|Whenever the most beautiful is perceived, ugliness arises, the least
beautiful. Whenever good is perceived, evil exists, its natural
Thus, perception involves opposites: reality and fantasy are opposing thoughts; difficult and simple oppose in degree; long and short oppose in distance; high and low oppose in height; shrill and deep oppose in tone; before and after oppose in sequence.
The truly wise accept this and they work diligently without allegiance to words. They teach by doing, not by saying; are genuinely helpful, not discriminating; are positive, not possessive; do not proclaim their accomplishments, and because they do not proclaim them, credit for them can never be taken away. (The Book of Tao, Chapter 2. Frank J. MacHovec, translator. Mt. Vernon, NY: Peter Pauper Press, 1962)
|By and large Western culture is a celebration of the illusion that good may exist without evil, light without darkness, and pleasure without pain, and this is true of both its Christian and secular, technological phases. Here, or hereafter, our ideal is a world in which "there shall be no more death, neither sorrow, nor crying, neither shall there be any more pain; for the former things are passed away." (Revelations 21:4) (Watts, 1963, p. 48)|
In the present paper, we deal extensively with the polar terms theory and practice. Initially we focus on theory, disclosing and developing inter-connections between the "parts" of an axiomatic system. Then in the Discussion section, we consider some of the implications for practice, the "practical" repercussions, of these developments of theory.
The moment we mention the topic of theory, we risk losing most of our audience. In accord with the so-called Western cultural "illusion," good, practical people scorn theory"mere" theory. It has no bearing (we say) on the pragmatic concerns of realistic, practical folks. It just doesn't matter.
We sympathize with this attitude. We have developed more than a passing acquaintance with what passes for theory among Westerners, and a great deal of it seems not to make a difference in practice. Furthermore, we suggest why not. Characteristically Western theories systematically eliminate the observer from consideration.
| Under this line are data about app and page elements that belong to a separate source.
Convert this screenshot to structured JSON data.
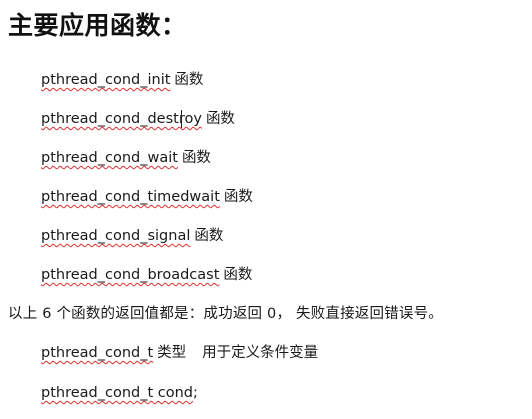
{
  "heading": "主要应用函数：",
  "functions": [
    {
      "name": "pthread_cond_init",
      "suffix": "函数"
    },
    {
      "name": "pthread_cond_destroy",
      "suffix": "函数"
    },
    {
      "name": "pthread_cond_wait",
      "suffix": "函数"
    },
    {
      "name": "pthread_cond_timedwait",
      "suffix": "函数"
    },
    {
      "name": "pthread_cond_signal",
      "suffix": "函数"
    },
    {
      "name": "pthread_cond_broadcast",
      "suffix": "函数"
    }
  ],
  "summary": "以上 6 个函数的返回值都是：成功返回 0， 失败直接返回错误号。",
  "type_line": {
    "code": "pthread_cond_t",
    "label": "类型",
    "description": "用于定义条件变量"
  },
  "declaration": {
    "code": "pthread_cond_t cond",
    "punct": ";"
  },
  "colors": {
    "text": "#1a1a1a",
    "spellcheck_underline": "#e03030"
  }
}
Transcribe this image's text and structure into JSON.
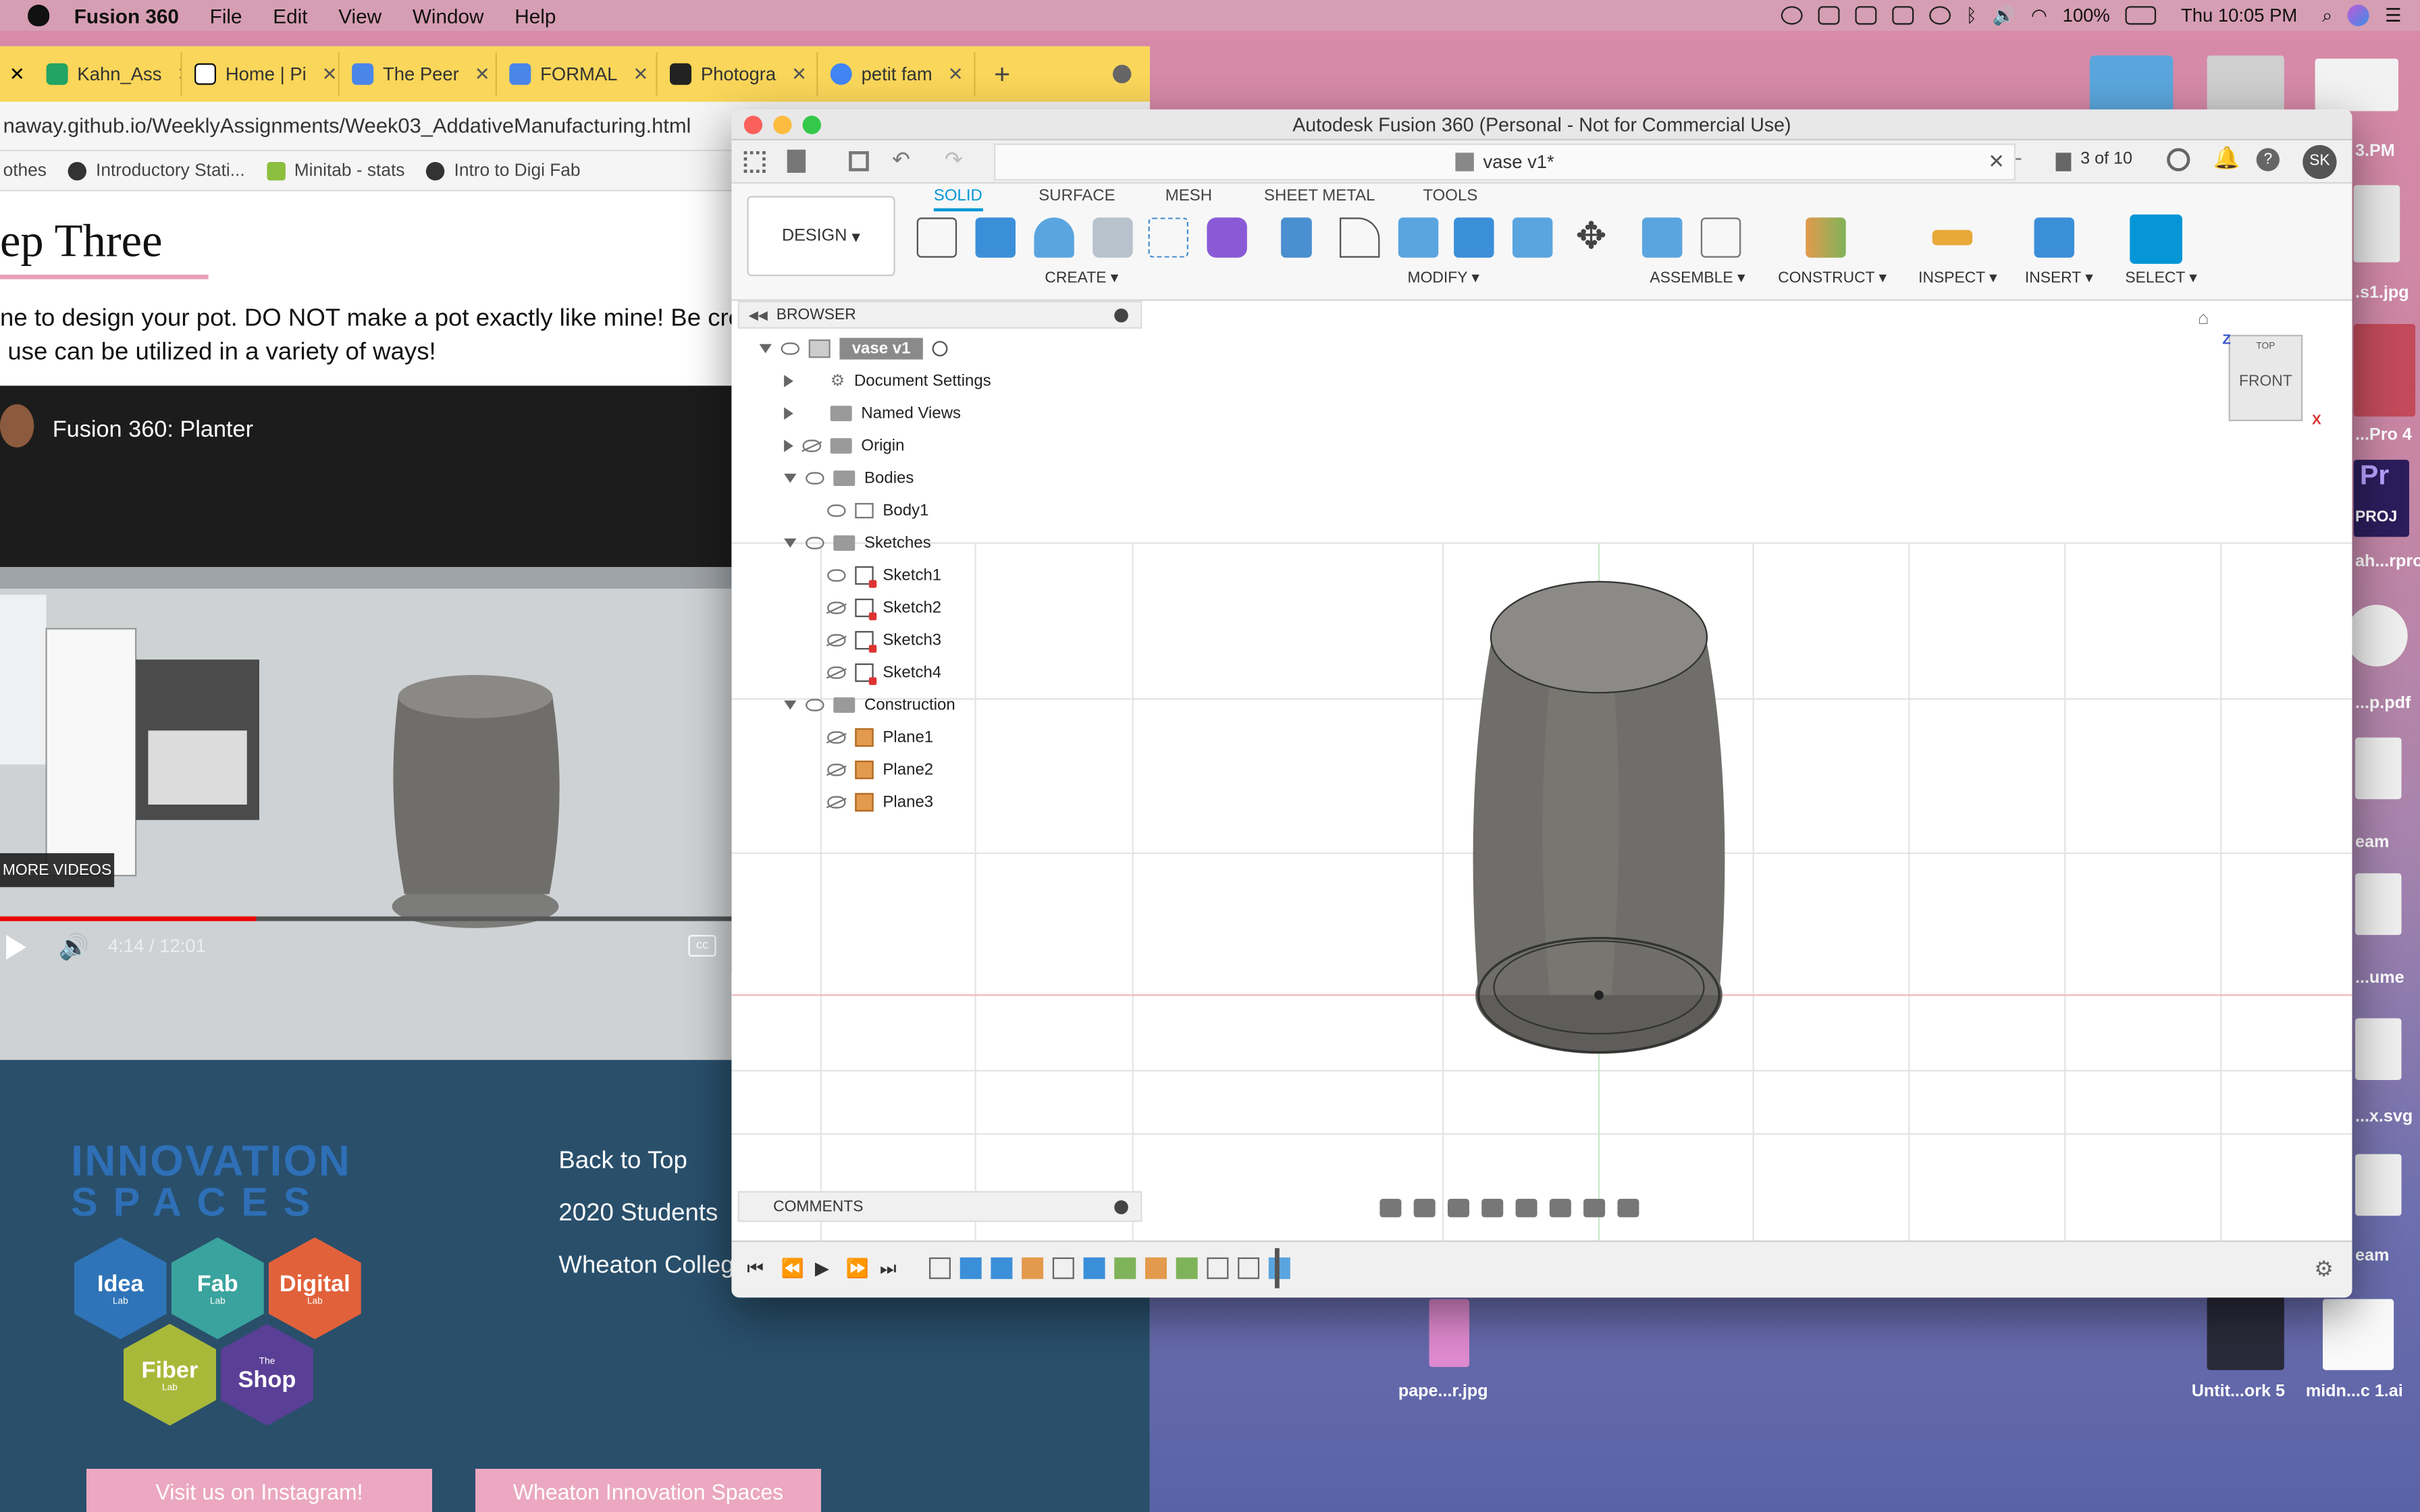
{
  "menubar": {
    "app_name": "Fusion 360",
    "items": [
      "File",
      "Edit",
      "View",
      "Window",
      "Help"
    ],
    "battery": "100%",
    "clock": "Thu 10:05 PM"
  },
  "browser": {
    "tabs": [
      {
        "label": "Kahn_Ass",
        "color": "#21a464"
      },
      {
        "label": "Home | Pi",
        "color": "#111111"
      },
      {
        "label": "The Peer",
        "color": "#4a86e8"
      },
      {
        "label": "FORMAL",
        "color": "#4a86e8"
      },
      {
        "label": "Photogra",
        "color": "#222222"
      },
      {
        "label": "petit fam",
        "color": "#4285f4"
      }
    ],
    "url": "naway.github.io/WeeklyAssignments/Week03_AddativeManufacturing.html",
    "bookmarks": [
      "othes",
      "Introductory Stati...",
      "Minitab - stats",
      "Intro to Digi Fab"
    ],
    "page": {
      "heading": "ep Three",
      "paragraph_1": "ne to design your pot. DO NOT make a pot exactly like mine! Be creat",
      "paragraph_2": "use can be utilized in a variety of ways!",
      "video_title": "Fusion 360: Planter",
      "more_videos": "MORE VIDEOS",
      "video_time": "4:14 / 12:01",
      "video_progress": 0.35
    },
    "footer": {
      "brand_line1": "INNOVATION",
      "brand_line2": "SPACES",
      "hexes": [
        {
          "title": "Idea",
          "sub": "Lab",
          "color": "#2f74b8"
        },
        {
          "title": "Fab",
          "sub": "Lab",
          "color": "#3aa39d"
        },
        {
          "title": "Digital",
          "sub": "Lab",
          "color": "#e1623a"
        },
        {
          "title": "Fiber",
          "sub": "Lab",
          "color": "#a8b93a"
        },
        {
          "title": "Shop",
          "sub": "The",
          "color": "#5a3f96"
        }
      ],
      "links": [
        "Back to Top",
        "2020 Students",
        "Wheaton Colleg"
      ],
      "buttons": [
        "Visit us on Instagram!",
        "Wheaton Innovation Spaces"
      ]
    }
  },
  "desktop": {
    "labels": [
      "3.PM",
      ".s1.jpg",
      "...Pro 4",
      "PROJ",
      "ah...rpro",
      "...p.pdf",
      "eam",
      "...ume",
      "...x.svg",
      "eam",
      "pape...r.jpg",
      "Untit...ork 5",
      "midn...c 1.ai"
    ]
  },
  "fusion": {
    "window_title": "Autodesk Fusion 360 (Personal - Not for Commercial Use)",
    "doc_tab": "vase v1*",
    "job_status": "3 of 10",
    "user_initials": "SK",
    "workspace": "DESIGN",
    "ribbon_tabs": [
      "SOLID",
      "SURFACE",
      "MESH",
      "SHEET METAL",
      "TOOLS"
    ],
    "ribbon_groups": [
      "CREATE",
      "MODIFY",
      "ASSEMBLE",
      "CONSTRUCT",
      "INSPECT",
      "INSERT",
      "SELECT"
    ],
    "browser_label": "BROWSER",
    "comments_label": "COMMENTS",
    "viewcube": {
      "top": "TOP",
      "front": "FRONT",
      "z": "Z",
      "x": "X"
    },
    "tree": [
      {
        "label": "vase v1",
        "indent": 0,
        "kind": "root"
      },
      {
        "label": "Document Settings",
        "indent": 1,
        "kind": "gear"
      },
      {
        "label": "Named Views",
        "indent": 1,
        "kind": "folder"
      },
      {
        "label": "Origin",
        "indent": 1,
        "kind": "folder"
      },
      {
        "label": "Bodies",
        "indent": 1,
        "kind": "folder"
      },
      {
        "label": "Body1",
        "indent": 2,
        "kind": "body"
      },
      {
        "label": "Sketches",
        "indent": 1,
        "kind": "folder"
      },
      {
        "label": "Sketch1",
        "indent": 2,
        "kind": "sketch"
      },
      {
        "label": "Sketch2",
        "indent": 2,
        "kind": "sketch"
      },
      {
        "label": "Sketch3",
        "indent": 2,
        "kind": "sketch"
      },
      {
        "label": "Sketch4",
        "indent": 2,
        "kind": "sketch"
      },
      {
        "label": "Construction",
        "indent": 1,
        "kind": "folder"
      },
      {
        "label": "Plane1",
        "indent": 2,
        "kind": "plane"
      },
      {
        "label": "Plane2",
        "indent": 2,
        "kind": "plane"
      },
      {
        "label": "Plane3",
        "indent": 2,
        "kind": "plane"
      }
    ]
  }
}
And by so doing, such theories deny that any transacting occurs between an observer and her/his theories. But if the theorist has no effect on his theories, and/or the theories have no effect on the theorist, it should come as no surprise that such theories "just don't matter."
(The fact that the revolutionary physicists of the beginning of the Twentieth Century first introduced the notion of "taking the observer into account," and found ways of building this notion into their theories, means only that their theories remain inconsistent. What relativity and quantum theory give with one hand, they take away with the other.)
In the present paper, we do not use Western theories (nor Eastern ones either). Instead, we utilize an entirely non-traditional theoretical system, based on assumptions created, or generated (or whatever-one-does-to-produce-assumptions) by a particular personAlfred Korzybski (1879-1950)in a particular time-and-place (mostly Chicago, during the period 1921-1943) rather than by anonymous "tradition." Our theoretical system takes the observer into account in a systematic fashion. Hence we DO show the transacting that occurs between observer and theory. We deal with a new class of theories: lived theories, which do make a difference to the people that use them.
We invite our readers to join us in exploring territory which seems unfamiliar to everyone, ourselves includedand find out just what kind of a difference it makes to rely on lived theory.